|Is that a mischievous spark of amusement behind those shades, Guruji?|
I settled into the practice midway through the standing sequence and by Utthita Hasta Padangusthasana, I was feeling pretty good. The level of resistance I face when bringing my forehead to my shin is generally a decent indicator of how the rest of the practice will unfold. I folded easily and balanced steadily on both sides, a good sign which rang true. I had a great practice.
When I first began practicing Primary, I practiced along with Swenson's Practice Manual, which illustrates Utthita Hasta Padangusthasana as a series of four separate postures, the first of which is a relatively upright variation in which the leg is held straight out it front without folding the entirely over the leg. In the third posture of the 4-part sequence, per the Manual, the foot is taken with both hands and the leg is pulled up to the face while the body remains perfectly upright. This is how I learned the series at home until I made it to a Mysore class.
During my first Mysore class, the teacher gently informed me that I was practicing Utthita Hasta Padangusthasana incorrectly. She then made me go back and do both sides again, with her assistance. This experience thoroughly confused me. I had thought the Primary series was the same everywhere, always and forever unchanged. How could it be that Swenson's instructions had steered me wrong? When I got home, I compared Swenson's book to Maehle's instruction of Utthita Hasta Padangusthasa in Ashtanga Yoga: Practice & Philosophy, my other Primary reference. Maehle's version confirmed my teacher's, so I adopted this new variation and carried on, my confidence in the tradition of Ashtanga slightly shaken.

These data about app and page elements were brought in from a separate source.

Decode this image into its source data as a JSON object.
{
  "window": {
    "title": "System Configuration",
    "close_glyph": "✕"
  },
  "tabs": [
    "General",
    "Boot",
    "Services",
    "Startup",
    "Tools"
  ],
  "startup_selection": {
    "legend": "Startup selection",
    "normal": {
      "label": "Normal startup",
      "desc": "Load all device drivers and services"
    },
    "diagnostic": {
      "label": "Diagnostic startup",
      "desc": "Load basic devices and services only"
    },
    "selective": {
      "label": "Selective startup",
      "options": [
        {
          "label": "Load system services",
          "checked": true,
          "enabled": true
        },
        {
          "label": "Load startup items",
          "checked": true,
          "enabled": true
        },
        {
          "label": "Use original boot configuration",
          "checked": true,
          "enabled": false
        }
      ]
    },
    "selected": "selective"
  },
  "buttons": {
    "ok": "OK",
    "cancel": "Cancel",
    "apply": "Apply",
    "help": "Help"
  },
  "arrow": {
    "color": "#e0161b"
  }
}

And all was well and good until one day in another teacher's Mysore room, I was stopped after Marichyasana A. I had been under the impression that, should one have the ability, there is an alternative vinyasa to the usual jump back here in which the knee stays behind the shoulder. The practitioner lifts up to Eka Pada Bakasana and then drops to Chaturanga in one exhale. I had thought this was the ideal vinyasa for Marichi A and C. However, this teacher informed me that "the only time we practice Eka Pada Bakasana in Primary is after Virabhadrasana II." Huh. I could have sworn I read that the Eka Pada Bakasana exit was prescribed after these two poses. Upon further examination, Maehle's book mentions this vinyasa as an option, but Swenson's does not. So I continue to do it in my home practice but not when I practice with a teacher.

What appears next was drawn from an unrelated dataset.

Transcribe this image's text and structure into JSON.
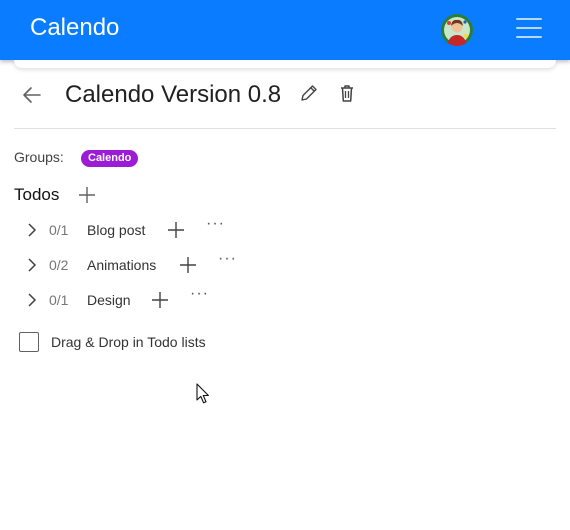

I must have it all straightened out by now, I thought when, yet again, I was stopped by one of my teachers and told that the sequence had been changed. No longer do we inhale up, pause, then exhale down from Supta Konasana. "Guruji changed it."

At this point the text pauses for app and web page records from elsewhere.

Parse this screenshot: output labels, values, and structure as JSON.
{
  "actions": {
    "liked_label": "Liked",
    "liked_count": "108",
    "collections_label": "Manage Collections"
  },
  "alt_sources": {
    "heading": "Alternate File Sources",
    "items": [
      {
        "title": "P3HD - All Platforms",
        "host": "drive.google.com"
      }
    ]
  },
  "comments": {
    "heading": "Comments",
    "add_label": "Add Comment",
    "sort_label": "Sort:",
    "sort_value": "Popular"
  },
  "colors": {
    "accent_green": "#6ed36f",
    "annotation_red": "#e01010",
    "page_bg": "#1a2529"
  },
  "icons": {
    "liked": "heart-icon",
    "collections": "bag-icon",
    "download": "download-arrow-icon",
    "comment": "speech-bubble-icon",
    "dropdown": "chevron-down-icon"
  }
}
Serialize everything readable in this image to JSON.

What? What do you mean he changed it? Of course, I didn't say these things to my teacher, but I may have cocked an eyebrow. How did he change it? Is there some administrative panel that approves these decisions, or did Guruji just mix it up now and then for fun? And will Sharath do the same? Will I, one day after years and years of practice, be approached by a teacher recently returned from India (or Encinitas) who will stop me to inform me it's been changed? It's a disconcerting thought.
Can any of you senior Ashtangis shed some light on this evolution of the practice? Why and how does the series get changed?